“That’s just absolutely typical,” Diamond said. “He just gives of his time very selflessly.”
For the past several years, the Lundquists have served as honorary co-chairs for the Routt County United Way’s annual fundraising campaign. Lundquist lends his broadcast talents to the campaign video and radio commercials. He also visits businesses to give presentations about the United Way’s workplace giving program.
“That’s not something that organizations like ours typically have access to,” United Way Executive Director Kelly Stanford said. “You can’t put a value on that. He has such a warm heart and giving spirit. To have him every year helping us out is something we can’t thank him enough for. I think it says a lot about his commitment to this community.”
Lundquist speaks with reverence for Steamboat.
Lundquist, who first visited here in 1971, said he knew it was his destiny to move to Steamboat when he came over Rabbit Ears Pass in 1984.
“Initially, it was the beauty, of course,” Lundquist said.
“I don’t know of anyone who’s come into the valley and hasn’t responded positively. I don’t know if you have a spiritual note in your body if you’re not affected by the beauty of the place. The longer we lived here and the deeper our roots grew, we realized the depth of the people who chose to live here.”
Standing in his office Friday, Lundquist pointed out pictures on his 20-foot-high wall — his “Ego Wall” — from his 47 years as a broadcaster.
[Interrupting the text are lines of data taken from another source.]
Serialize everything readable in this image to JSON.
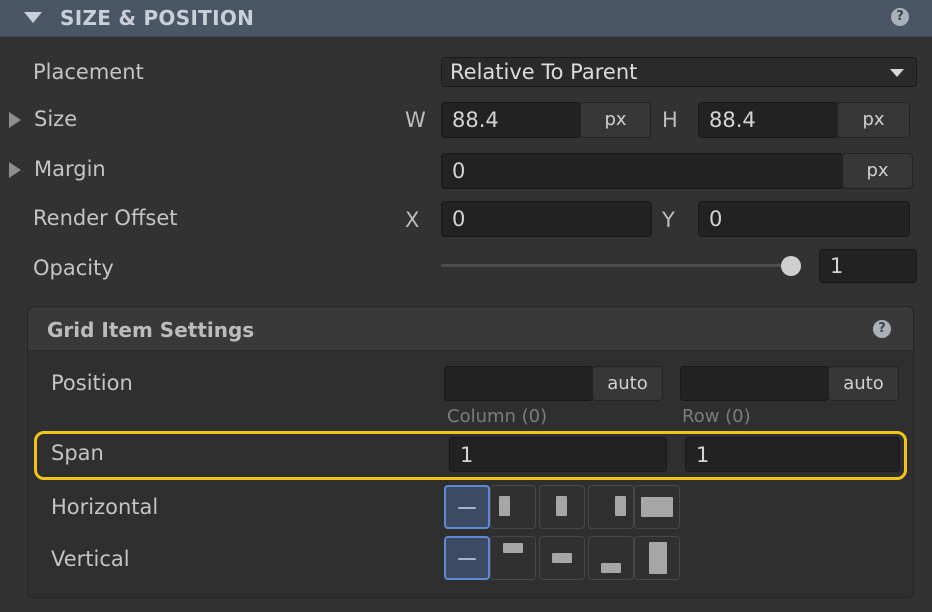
{
  "section": {
    "title": "SIZE & POSITION",
    "help_icon": "?"
  },
  "placement": {
    "label": "Placement",
    "value": "Relative To Parent"
  },
  "size": {
    "label": "Size",
    "w_label": "W",
    "w_value": "88.4",
    "w_unit": "px",
    "h_label": "H",
    "h_value": "88.4",
    "h_unit": "px"
  },
  "margin": {
    "label": "Margin",
    "value": "0",
    "unit": "px"
  },
  "render_offset": {
    "label": "Render Offset",
    "x_label": "X",
    "x_value": "0",
    "y_label": "Y",
    "y_value": "0"
  },
  "opacity": {
    "label": "Opacity",
    "value": "1",
    "slider_level": 1.0
  },
  "grid_item": {
    "title": "Grid Item Settings",
    "help_icon": "?",
    "position": {
      "label": "Position",
      "column_value": "",
      "column_unit": "auto",
      "row_value": "",
      "row_unit": "auto",
      "column_caption": "Column (0)",
      "row_caption": "Row (0)"
    },
    "span": {
      "label": "Span",
      "column_value": "1",
      "row_value": "1"
    },
    "horizontal": {
      "label": "Horizontal",
      "options": [
        "auto-icon",
        "align-start-icon",
        "align-center-icon",
        "align-end-icon",
        "stretch-icon"
      ],
      "selected": "auto-icon"
    },
    "vertical": {
      "label": "Vertical",
      "options": [
        "auto-icon",
        "align-top-icon",
        "align-middle-icon",
        "align-bottom-icon",
        "stretch-icon"
      ],
      "selected": "auto-icon"
    }
  },
  "colors": {
    "highlight": "#f1c419",
    "active_button": "#5d8ad6",
    "header": "#4a5565"
  }
}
It’s a career that includes working as the radio voice of the Dallas Cowboys, calling NFL, NBA, NCAA football and basketball games, PGA Tour events and three Winter Olympics.
But he kept coming back to one in particular.
He points to three Sports Illustrated covers, encased in a single frame.
On the covers are Buddy Werner, Skeeter Werner and Doak Walker, all from different weeks in 1955.
Lundquist said he asked to use the framed covers at the funeral of Skeeter Werner, a service for which he was asked by the family to deliver the eulogy. Afterward, Bugs Werner gave it to him. Lundquist said of everything he has — the photos and the awards — it’s his most prized possession.
“Their love of this valley and all that goes on in it is very sincere and really quite profound,” Strings Music Festival co-founder and executive director Kay Clagett said about the Lundquists.
“They support so much of Steamboat’s efforts. His birthday is a big celebration for him and for Steamboat to remember how much he has contributed to all of us.”